the ship. In the past, the additional echo had often threatened his control, sending thoughts and feelings reflecting back and forth between ship and implants, building in a rapid, swelling reverberation. Now he felt only the elements of his mind-focusing exercise echoing back to him, orderly, reassuring.
A menu of options appeared in his mind's eye. He lowered the ramp, climbed it beside Blaylock. They passed into the ship's plain, black interior, and with the whisper of silk Blaylock's shield withdrew.
"Elric would want a long life for you," Blaylock said.
Galen set his things down against the wall.
"I opposed him in many things, and I regret nearly all of them. He advocated revealing the origin of the tech long ago. I thought it would encourage capitulation to those instincts. You have proven me wrong. And Gowen paid the price for my lack of faith."
Blaylock did not understand. The instincts were there, and the mages were succumbing to them. Knowing the truth would make no difference. "Elric once said this, and I agree with him. All paths lead to our destruction."
"In that, I will hope he was mistaken." Blaylock studied him in silence. When Blaylock spoke again, his voice was harsh. "If you do not return, Galen, your loss will be sorely felt." He withdrew into the air lock and bowed. "The blessing of Wierden upon you."
Galen inclined his head. He closed the door and turned his mind to departure, selecting one option after another on his menu, the ship eagerly echoing his commands. Quickly he powered up the engines, activated the sensors, checked the long-unused systems.

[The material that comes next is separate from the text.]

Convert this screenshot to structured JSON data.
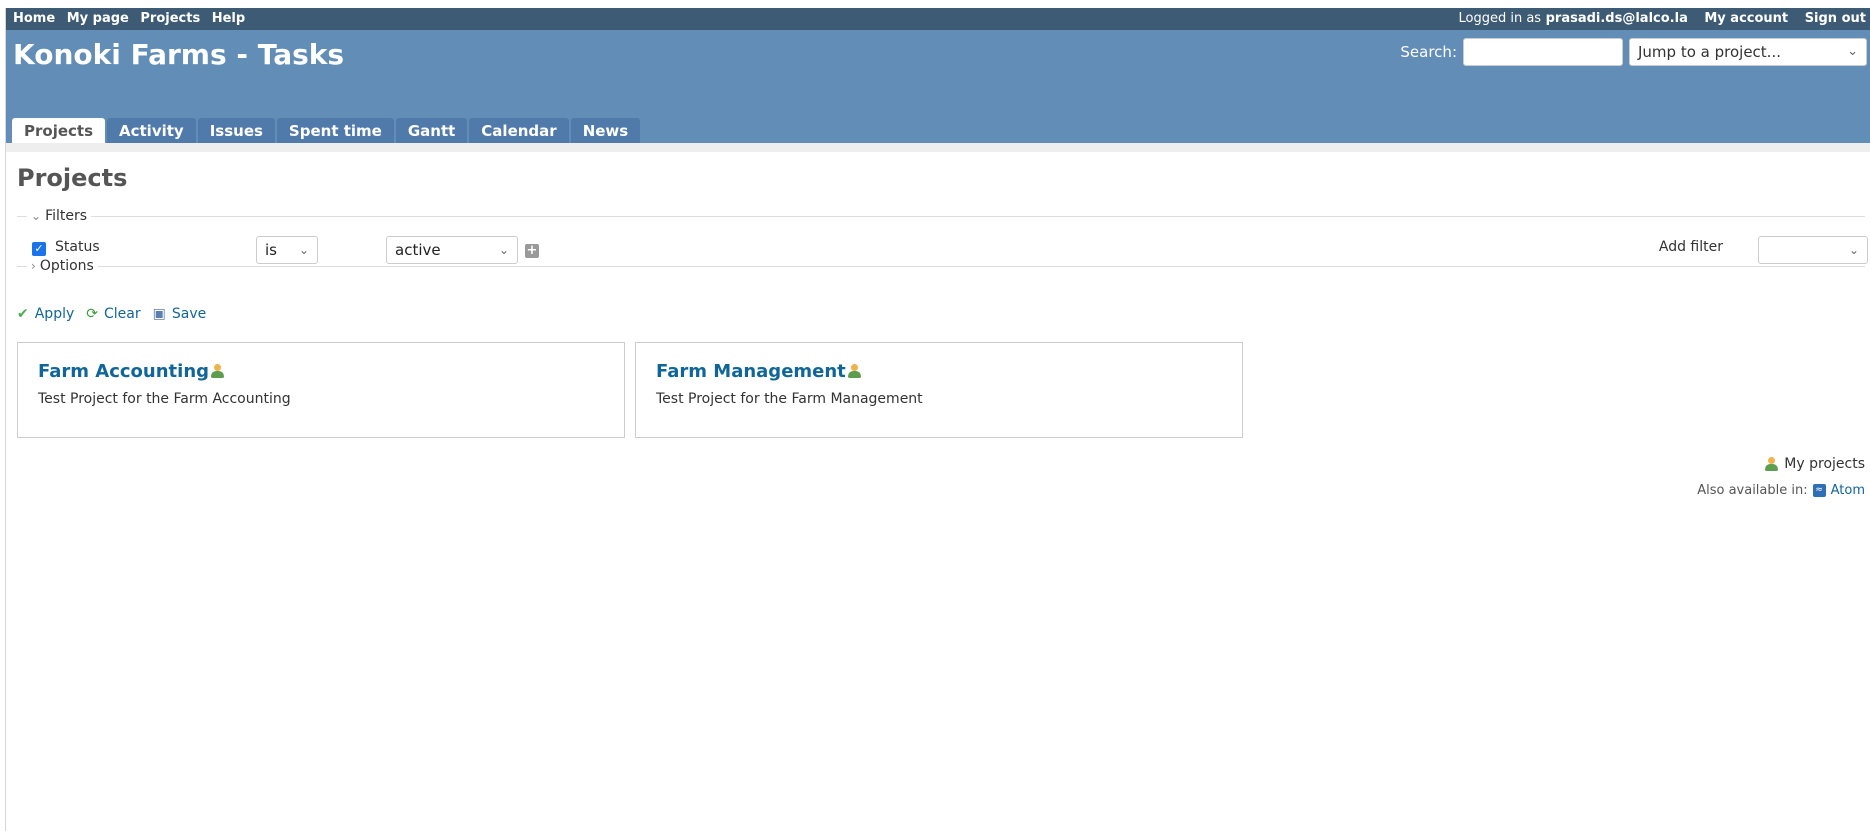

When everything was ready, he contacted Blaylock and Herazade, directed the ship to accept their control. In his mind's eye, the sensors provided an image of the space all around